This study aims to understand what characterizes the requests, processing of requests and the grant of land titles in Mozambique, looking at different regions, gender and type of producers. Interviews, focal groups and non-participatory observation undertaken in Nampula and Zambézia provinces reveal the existence of many advantages in registering land use rights, such as a more responsible management of the natural resources by the locals, the mapping and creation of associations composed by members of the communities, including women, easy access to financing, better knowledge of one’s limits and avoiding conflicts. But on the other hand, due to weak administrative, technological and human resource capacity, more than 95% of the national small holder producers still produce without a written property right’s document.

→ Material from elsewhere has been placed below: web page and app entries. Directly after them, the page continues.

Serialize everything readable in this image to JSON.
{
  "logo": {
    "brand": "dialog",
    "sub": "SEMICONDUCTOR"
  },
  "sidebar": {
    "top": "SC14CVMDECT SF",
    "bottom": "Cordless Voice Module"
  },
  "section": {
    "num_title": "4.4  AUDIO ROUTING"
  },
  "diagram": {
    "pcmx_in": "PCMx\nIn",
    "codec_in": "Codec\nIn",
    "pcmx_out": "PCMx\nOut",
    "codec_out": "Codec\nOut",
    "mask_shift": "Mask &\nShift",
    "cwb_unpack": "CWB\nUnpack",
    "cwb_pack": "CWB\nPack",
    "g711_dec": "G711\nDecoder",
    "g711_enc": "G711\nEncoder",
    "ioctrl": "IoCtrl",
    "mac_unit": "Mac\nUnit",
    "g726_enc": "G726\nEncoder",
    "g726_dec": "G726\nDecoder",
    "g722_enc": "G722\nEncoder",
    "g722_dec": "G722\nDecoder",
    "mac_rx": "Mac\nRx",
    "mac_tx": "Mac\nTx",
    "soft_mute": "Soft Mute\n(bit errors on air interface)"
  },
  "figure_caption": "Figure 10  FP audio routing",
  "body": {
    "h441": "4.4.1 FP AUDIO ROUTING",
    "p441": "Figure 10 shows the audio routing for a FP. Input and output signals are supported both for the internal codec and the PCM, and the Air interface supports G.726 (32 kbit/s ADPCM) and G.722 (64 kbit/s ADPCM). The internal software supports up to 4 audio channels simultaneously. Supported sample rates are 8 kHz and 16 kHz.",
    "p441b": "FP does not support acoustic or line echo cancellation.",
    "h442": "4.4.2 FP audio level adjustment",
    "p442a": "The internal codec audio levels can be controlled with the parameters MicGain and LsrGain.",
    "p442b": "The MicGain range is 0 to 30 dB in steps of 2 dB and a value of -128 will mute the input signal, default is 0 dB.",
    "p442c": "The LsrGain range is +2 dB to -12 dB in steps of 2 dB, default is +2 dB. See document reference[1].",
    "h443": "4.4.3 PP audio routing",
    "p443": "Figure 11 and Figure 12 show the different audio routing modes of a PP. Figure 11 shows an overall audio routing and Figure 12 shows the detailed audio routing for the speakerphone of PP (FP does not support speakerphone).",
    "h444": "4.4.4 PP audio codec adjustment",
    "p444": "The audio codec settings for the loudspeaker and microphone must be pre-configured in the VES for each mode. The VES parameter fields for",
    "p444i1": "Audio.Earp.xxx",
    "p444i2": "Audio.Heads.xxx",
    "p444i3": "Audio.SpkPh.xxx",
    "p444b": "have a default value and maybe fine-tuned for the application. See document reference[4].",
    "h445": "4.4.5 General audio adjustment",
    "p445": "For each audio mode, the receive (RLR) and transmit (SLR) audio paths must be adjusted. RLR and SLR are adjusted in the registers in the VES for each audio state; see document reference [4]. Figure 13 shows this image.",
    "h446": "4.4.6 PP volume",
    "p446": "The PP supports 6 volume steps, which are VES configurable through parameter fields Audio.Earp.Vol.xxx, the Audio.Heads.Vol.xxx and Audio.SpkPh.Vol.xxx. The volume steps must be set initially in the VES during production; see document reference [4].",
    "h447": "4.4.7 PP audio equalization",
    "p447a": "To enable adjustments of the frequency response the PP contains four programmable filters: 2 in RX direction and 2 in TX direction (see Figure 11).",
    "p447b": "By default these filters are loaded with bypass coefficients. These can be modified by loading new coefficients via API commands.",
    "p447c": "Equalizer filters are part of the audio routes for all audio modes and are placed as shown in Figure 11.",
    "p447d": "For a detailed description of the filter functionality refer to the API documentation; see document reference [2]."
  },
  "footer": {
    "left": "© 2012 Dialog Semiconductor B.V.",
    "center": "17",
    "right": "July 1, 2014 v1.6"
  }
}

Mainstreaming Securing Land Rights in Value Chain Development Programmes: The Case of the Pro-poor Value Chain Development Project in Maputo and Limpopo Corridors in Mozambique

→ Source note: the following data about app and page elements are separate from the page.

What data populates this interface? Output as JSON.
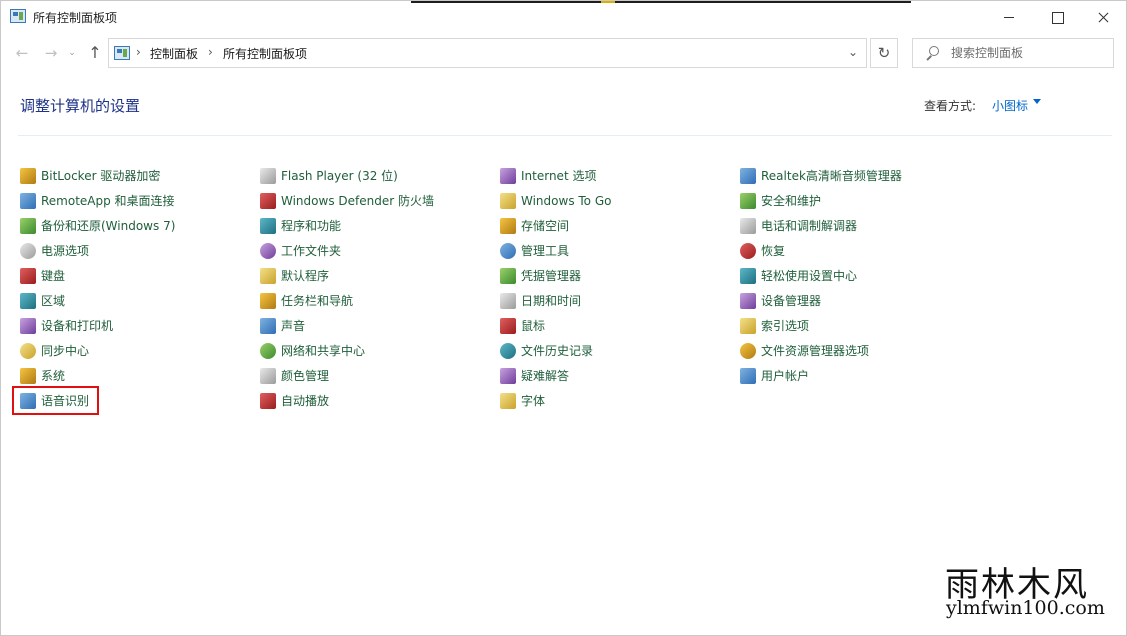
{
  "window": {
    "title": "所有控制面板项"
  },
  "address": {
    "crumbs": [
      "控制面板",
      "所有控制面板项"
    ],
    "separator": "›"
  },
  "nav": {
    "back": "←",
    "forward": "→",
    "recent": "⌄",
    "up": "↑",
    "refresh": "↻",
    "dropdown": "⌄"
  },
  "search": {
    "placeholder": "搜索控制面板"
  },
  "header": {
    "title": "调整计算机的设置",
    "view_by_label": "查看方式:",
    "view_by_value": "小图标"
  },
  "columns": [
    [
      {
        "label": "BitLocker 驱动器加密",
        "icon": "bitlocker-icon"
      },
      {
        "label": "RemoteApp 和桌面连接",
        "icon": "remoteapp-icon"
      },
      {
        "label": "备份和还原(Windows 7)",
        "icon": "backup-restore-icon"
      },
      {
        "label": "电源选项",
        "icon": "power-options-icon"
      },
      {
        "label": "键盘",
        "icon": "keyboard-icon"
      },
      {
        "label": "区域",
        "icon": "region-icon"
      },
      {
        "label": "设备和打印机",
        "icon": "devices-printers-icon"
      },
      {
        "label": "同步中心",
        "icon": "sync-center-icon"
      },
      {
        "label": "系统",
        "icon": "system-icon"
      },
      {
        "label": "语音识别",
        "icon": "speech-recognition-icon",
        "highlight": true
      }
    ],
    [
      {
        "label": "Flash Player (32 位)",
        "icon": "flash-player-icon"
      },
      {
        "label": "Windows Defender 防火墙",
        "icon": "firewall-icon"
      },
      {
        "label": "程序和功能",
        "icon": "programs-features-icon"
      },
      {
        "label": "工作文件夹",
        "icon": "work-folders-icon"
      },
      {
        "label": "默认程序",
        "icon": "default-programs-icon"
      },
      {
        "label": "任务栏和导航",
        "icon": "taskbar-navigation-icon"
      },
      {
        "label": "声音",
        "icon": "sound-icon"
      },
      {
        "label": "网络和共享中心",
        "icon": "network-sharing-icon"
      },
      {
        "label": "颜色管理",
        "icon": "color-management-icon"
      },
      {
        "label": "自动播放",
        "icon": "autoplay-icon"
      }
    ],
    [
      {
        "label": "Internet 选项",
        "icon": "internet-options-icon"
      },
      {
        "label": "Windows To Go",
        "icon": "windows-to-go-icon"
      },
      {
        "label": "存储空间",
        "icon": "storage-spaces-icon"
      },
      {
        "label": "管理工具",
        "icon": "admin-tools-icon"
      },
      {
        "label": "凭据管理器",
        "icon": "credential-manager-icon"
      },
      {
        "label": "日期和时间",
        "icon": "date-time-icon"
      },
      {
        "label": "鼠标",
        "icon": "mouse-icon"
      },
      {
        "label": "文件历史记录",
        "icon": "file-history-icon"
      },
      {
        "label": "疑难解答",
        "icon": "troubleshooting-icon"
      },
      {
        "label": "字体",
        "icon": "fonts-icon"
      }
    ],
    [
      {
        "label": "Realtek高清晰音频管理器",
        "icon": "realtek-audio-icon"
      },
      {
        "label": "安全和维护",
        "icon": "security-maintenance-icon"
      },
      {
        "label": "电话和调制解调器",
        "icon": "phone-modem-icon"
      },
      {
        "label": "恢复",
        "icon": "recovery-icon"
      },
      {
        "label": "轻松使用设置中心",
        "icon": "ease-of-access-icon"
      },
      {
        "label": "设备管理器",
        "icon": "device-manager-icon"
      },
      {
        "label": "索引选项",
        "icon": "indexing-options-icon"
      },
      {
        "label": "文件资源管理器选项",
        "icon": "explorer-options-icon"
      },
      {
        "label": "用户帐户",
        "icon": "user-accounts-icon"
      }
    ]
  ],
  "watermark": {
    "title": "雨林木风",
    "url": "ylmfwin100.com"
  }
}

Daniel Ozias Mate1, Daniel Simango1, Francesco Rubino2

1Centre for the Promotion of Agriculture (CEPAGRI)/ Ministry of Agriculture and Food Security (MASA), Mozambique; 2International Fund for Agricultural Development

The Pro-Poor Value Chain Development Project in the Maputo and Limpopo Corridors (PROSUL) is a Government of Mozambique project co-financed by the International Fund for Agricultural Development with total project cost of USD44.95 million. The project goal is to establish improved and climate-resilient livelihoods for smallholder farmers in selected districts of the Maputo and Limpopo corridors. The Project supports the development of three value chains: horticulture, cassava and red meat. PROSUL expects to target 20350 beneficiaries mainly smallholders, across 19 districts of Maputo, Gaza and Inhambane provinces. The Project is coordinated by the Ministry of Agriculture and Food Security, through the Centre for the Promotion of Agriculture (CEPAGRI).

The PROSUL project is expected to contribute to the effective implementation of the Mozambican Government’s initiative to systematically secure and register land denominated Terra Segura (Secure Land - SL), designed and implemented by the Ministry of Land, Environment and Rural Development.

The paper will describe the implementation of interventions aiming at facilitating land tenure security for smallholder famers, and has the overall objective of sharing PROSUL’s experience related to mainstreaming land tenure security interventions in a value chain development project, analysing two interventions: (i) the DUAT’s and (ii) the delimitation of communities.


Forging The Link Between Land Registration & Job Creation

Andrew Smith

Adam Smith International, Nigeria

The expectation of land registration projects is the creation of a database of ownership and use that secures tenure. Additional benefits such as employment and improved planning capacity are presumed to follow but generally do not materialise.

Many land registration projects have been implemented globally. The primary goal of delivering land title has generally been achieved but little evidence is available to demonstrate that the expected economic impacts have been catalysed through registration of land as predicated by de Soto etc.

The Systematic Land Title Registration (SLTR) project in Kano State in Nigeria has taken steps to gather additional data gathering in addition to that required to prove title. That data incorporates information on local skills, education and provision of services such as electricity and water. By having such information geo-referenced at household level it becomes possible to project local demands in healthcare, education, transport and sanitation and to also identify local trade clusters suitable for development. The various reports culminate in a strategic master plan that facilitates private sector led growth in pursuit of the SDGs. By appreciating the local value chains and market opportunities investment can be more focused with greater likelihood of success.